» **Instructions to follow**:
Your answer must be an exact copy of the records, minus any pictures.

■ ■ ■ ■

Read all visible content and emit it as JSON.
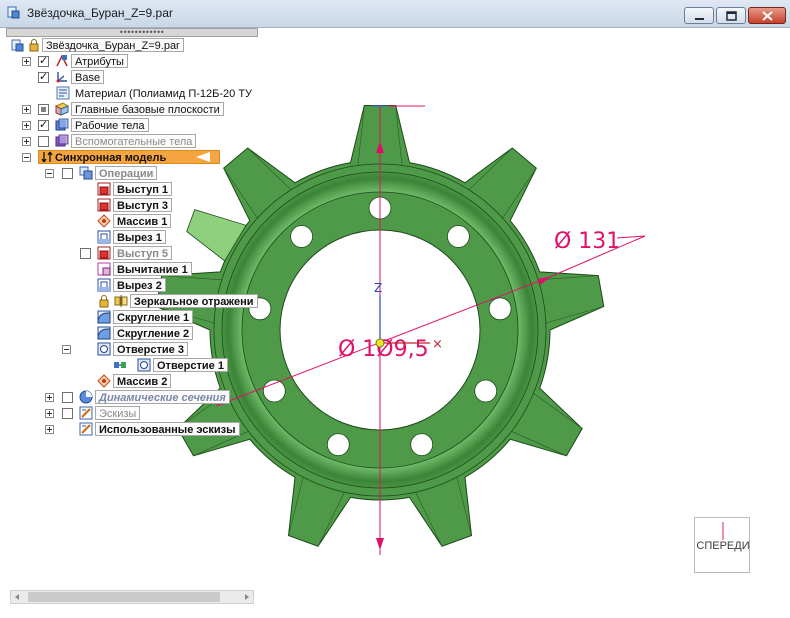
{
  "window": {
    "title": "Звёздочка_Буран_Z=9.par",
    "icon": "part-document-icon"
  },
  "tree": {
    "root": "Звёздочка_Буран_Z=9.par",
    "attributes": "Атрибуты",
    "base": "Base",
    "material": "Материал (Полиамид П-12Б-20 ТУ",
    "planes": "Главные базовые плоскости",
    "bodies": "Рабочие тела",
    "aux_bodies": "Вспомогательные тела",
    "sync_model": "Синхронная модель",
    "operations": "Операции",
    "features": [
      {
        "label": "Выступ 1"
      },
      {
        "label": "Выступ 3"
      },
      {
        "label": "Массив 1"
      },
      {
        "label": "Вырез 1"
      },
      {
        "label": "Выступ 5"
      },
      {
        "label": "Вычитание 1"
      },
      {
        "label": "Вырез 2"
      },
      {
        "label": "Зеркальное отражени"
      },
      {
        "label": "Скругление 1"
      },
      {
        "label": "Скругление 2"
      },
      {
        "label": "Отверстие 3"
      },
      {
        "label": "Отверстие 1"
      },
      {
        "label": "Массив 2"
      }
    ],
    "dyn_sections": "Динамические сечения",
    "sketches": "Эскизы",
    "used_sketches": "Использованные эскизы"
  },
  "viewport": {
    "dim_outer": "Ø 131",
    "dim_inner": "Ø 1Ø9,5",
    "axis_z": "Z",
    "view_label": "СПЕРЕДИ",
    "model_color": "#4e9a48",
    "dim_color": "#e0106a",
    "teeth_count": 9,
    "holes_count": 9
  }
}
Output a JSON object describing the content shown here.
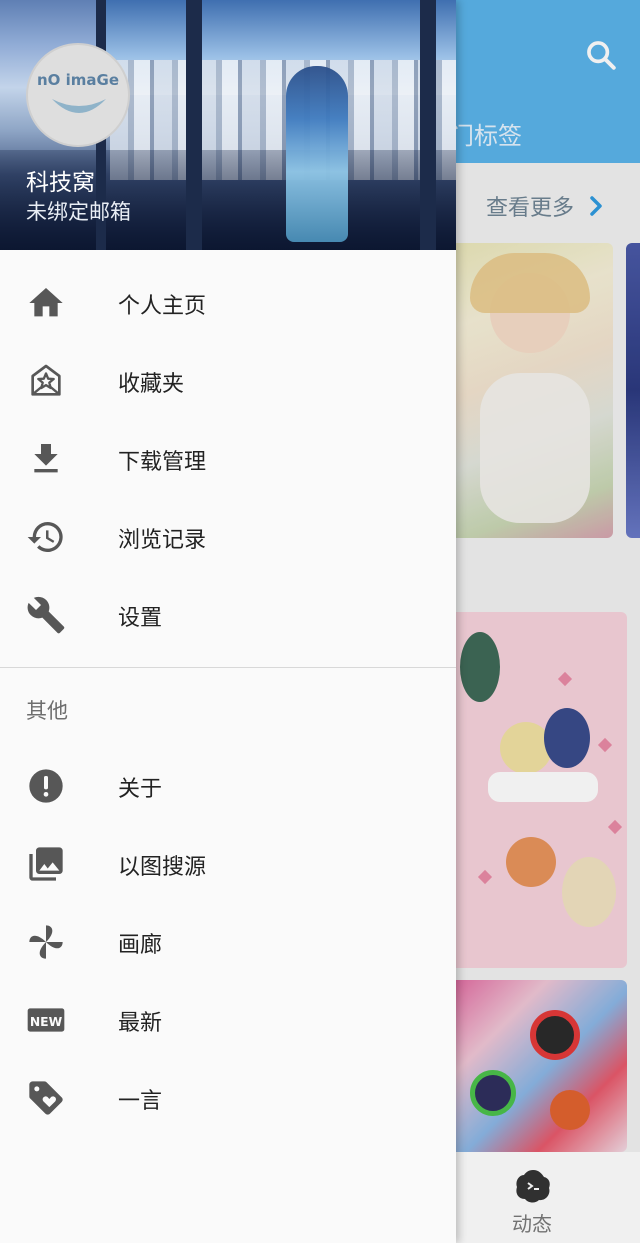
{
  "background_app": {
    "tab_partial_label": "门标签",
    "see_more_label": "查看更多",
    "bottom_tab_label": "动态",
    "accent_color": "#5bb4ea"
  },
  "drawer": {
    "user": {
      "name": "科技窝",
      "email_status": "未绑定邮箱",
      "avatar_placeholder": "nO imaGe"
    },
    "main_items": [
      {
        "icon": "home-icon",
        "label": "个人主页"
      },
      {
        "icon": "favorites-icon",
        "label": "收藏夹"
      },
      {
        "icon": "download-icon",
        "label": "下载管理"
      },
      {
        "icon": "history-icon",
        "label": "浏览记录"
      },
      {
        "icon": "wrench-icon",
        "label": "设置"
      }
    ],
    "other_section_title": "其他",
    "other_items": [
      {
        "icon": "info-icon",
        "label": "关于"
      },
      {
        "icon": "image-search-icon",
        "label": "以图搜源"
      },
      {
        "icon": "pinwheel-icon",
        "label": "画廊"
      },
      {
        "icon": "new-badge-icon",
        "label": "最新"
      },
      {
        "icon": "tag-heart-icon",
        "label": "一言"
      }
    ]
  }
}
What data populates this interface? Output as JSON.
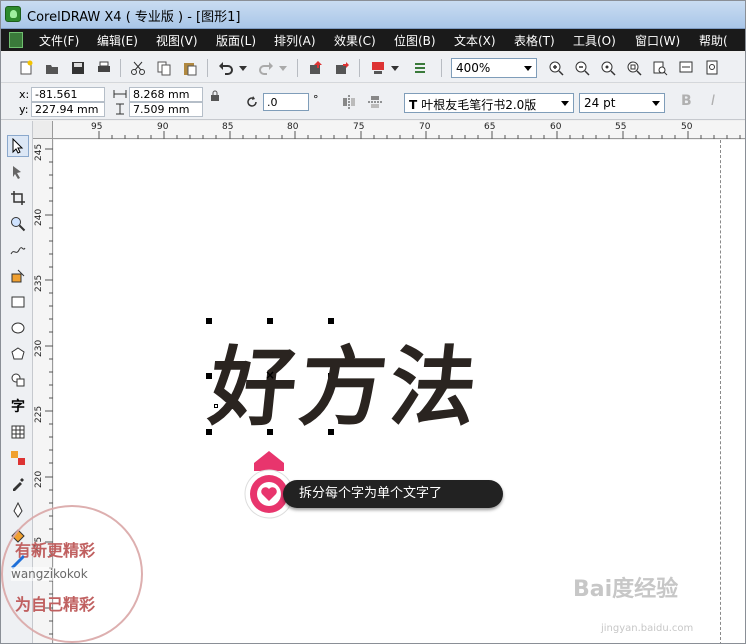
{
  "window": {
    "title": "CorelDRAW X4 ( 专业版 ) - [图形1]"
  },
  "menu": {
    "items": [
      "文件(F)",
      "编辑(E)",
      "视图(V)",
      "版面(L)",
      "排列(A)",
      "效果(C)",
      "位图(B)",
      "文本(X)",
      "表格(T)",
      "工具(O)",
      "窗口(W)",
      "帮助("
    ]
  },
  "toolbar": {
    "zoom_value": "400%"
  },
  "properties": {
    "x_label": "x:",
    "y_label": "y:",
    "x_value": "-81.561 mm",
    "y_value": "227.94 mm",
    "width_value": "8.268 mm",
    "height_value": "7.509 mm",
    "rotation_value": ".0",
    "rotation_unit": "°",
    "font_name": "叶根友毛笔行书2.0版",
    "font_size": "24 pt",
    "font_icon_label": "T",
    "bold_label": "B",
    "italic_label": "I"
  },
  "ruler": {
    "h_ticks": [
      "95",
      "90",
      "85",
      "80",
      "75",
      "70",
      "65",
      "60",
      "55",
      "50"
    ],
    "v_ticks": [
      "245",
      "240",
      "235",
      "230",
      "225",
      "220",
      "215"
    ]
  },
  "toolbox": {
    "text_tool_label": "字"
  },
  "canvas": {
    "text": "好方法",
    "center_mark": "×"
  },
  "callout": {
    "text": "拆分每个字为单个文字了"
  },
  "watermark": {
    "line1": "有新更精彩",
    "line2": "wangzikokok",
    "line3": "为自己精彩",
    "baidu_logo": "Bai度经验",
    "baidu_url": "jingyan.baidu.com"
  }
}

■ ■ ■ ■

» **Reply**:
Read all visible content and emit it as JSON.
{
  "window": {
    "title": "Звёздочка_Буран_Z=9.par",
    "icon": "part-document-icon"
  },
  "tree": {
    "root": "Звёздочка_Буран_Z=9.par",
    "attributes": "Атрибуты",
    "base": "Base",
    "material": "Материал (Полиамид П-12Б-20 ТУ",
    "planes": "Главные базовые плоскости",
    "bodies": "Рабочие тела",
    "aux_bodies": "Вспомогательные тела",
    "sync_model": "Синхронная модель",
    "operations": "Операции",
    "features": [
      {
        "label": "Выступ 1"
      },
      {
        "label": "Выступ 3"
      },
      {
        "label": "Массив 1"
      },
      {
        "label": "Вырез 1"
      },
      {
        "label": "Выступ 5"
      },
      {
        "label": "Вычитание 1"
      },
      {
        "label": "Вырез 2"
      },
      {
        "label": "Зеркальное отражени"
      },
      {
        "label": "Скругление 1"
      },
      {
        "label": "Скругление 2"
      },
      {
        "label": "Отверстие 3"
      },
      {
        "label": "Отверстие 1"
      },
      {
        "label": "Массив 2"
      }
    ],
    "dyn_sections": "Динамические сечения",
    "sketches": "Эскизы",
    "used_sketches": "Использованные эскизы"
  },
  "viewport": {
    "dim_outer": "Ø 131",
    "dim_inner": "Ø 1Ø9,5",
    "axis_z": "Z",
    "view_label": "СПЕРЕДИ",
    "model_color": "#4e9a48",
    "dim_color": "#e0106a",
    "teeth_count": 9,
    "holes_count": 9
  }
}
Output a JSON object describing the content shown here.
{
  "background_app": {
    "tab_partial_label": "门标签",
    "see_more_label": "查看更多",
    "bottom_tab_label": "动态",
    "accent_color": "#5bb4ea"
  },
  "drawer": {
    "user": {
      "name": "科技窝",
      "email_status": "未绑定邮箱",
      "avatar_placeholder": "nO imaGe"
    },
    "main_items": [
      {
        "icon": "home-icon",
        "label": "个人主页"
      },
      {
        "icon": "favorites-icon",
        "label": "收藏夹"
      },
      {
        "icon": "download-icon",
        "label": "下载管理"
      },
      {
        "icon": "history-icon",
        "label": "浏览记录"
      },
      {
        "icon": "wrench-icon",
        "label": "设置"
      }
    ],
    "other_section_title": "其他",
    "other_items": [
      {
        "icon": "info-icon",
        "label": "关于"
      },
      {
        "icon": "image-search-icon",
        "label": "以图搜源"
      },
      {
        "icon": "pinwheel-icon",
        "label": "画廊"
      },
      {
        "icon": "new-badge-icon",
        "label": "最新"
      },
      {
        "icon": "tag-heart-icon",
        "label": "一言"
      }
    ]
  }
}
What data populates this interface? Output as JSON.
{
  "window": {
    "title": "CorelDRAW X4 ( 专业版 ) - [图形1]"
  },
  "menu": {
    "items": [
      "文件(F)",
      "编辑(E)",
      "视图(V)",
      "版面(L)",
      "排列(A)",
      "效果(C)",
      "位图(B)",
      "文本(X)",
      "表格(T)",
      "工具(O)",
      "窗口(W)",
      "帮助("
    ]
  },
  "toolbar": {
    "zoom_value": "400%"
  },
  "properties": {
    "x_label": "x:",
    "y_label": "y:",
    "x_value": "-81.561 mm",
    "y_value": "227.94 mm",
    "width_value": "8.268 mm",
    "height_value": "7.509 mm",
    "rotation_value": ".0",
    "rotation_unit": "°",
    "font_name": "叶根友毛笔行书2.0版",
    "font_size": "24 pt",
    "font_icon_label": "T",
    "bold_label": "B",
    "italic_label": "I"
  },
  "ruler": {
    "h_ticks": [
      "95",
      "90",
      "85",
      "80",
      "75",
      "70",
      "65",
      "60",
      "55",
      "50"
    ],
    "v_ticks": [
      "245",
      "240",
      "235",
      "230",
      "225",
      "220",
      "215"
    ]
  },
  "toolbox": {
    "text_tool_label": "字"
  },
  "canvas": {
    "text": "好方法",
    "center_mark": "×"
  },
  "callout": {
    "text": "拆分每个字为单个文字了"
  },
  "watermark": {
    "line1": "有新更精彩",
    "line2": "wangzikokok",
    "line3": "为自己精彩",
    "baidu_logo": "Bai度经验",
    "baidu_url": "jingyan.baidu.com"
  }
}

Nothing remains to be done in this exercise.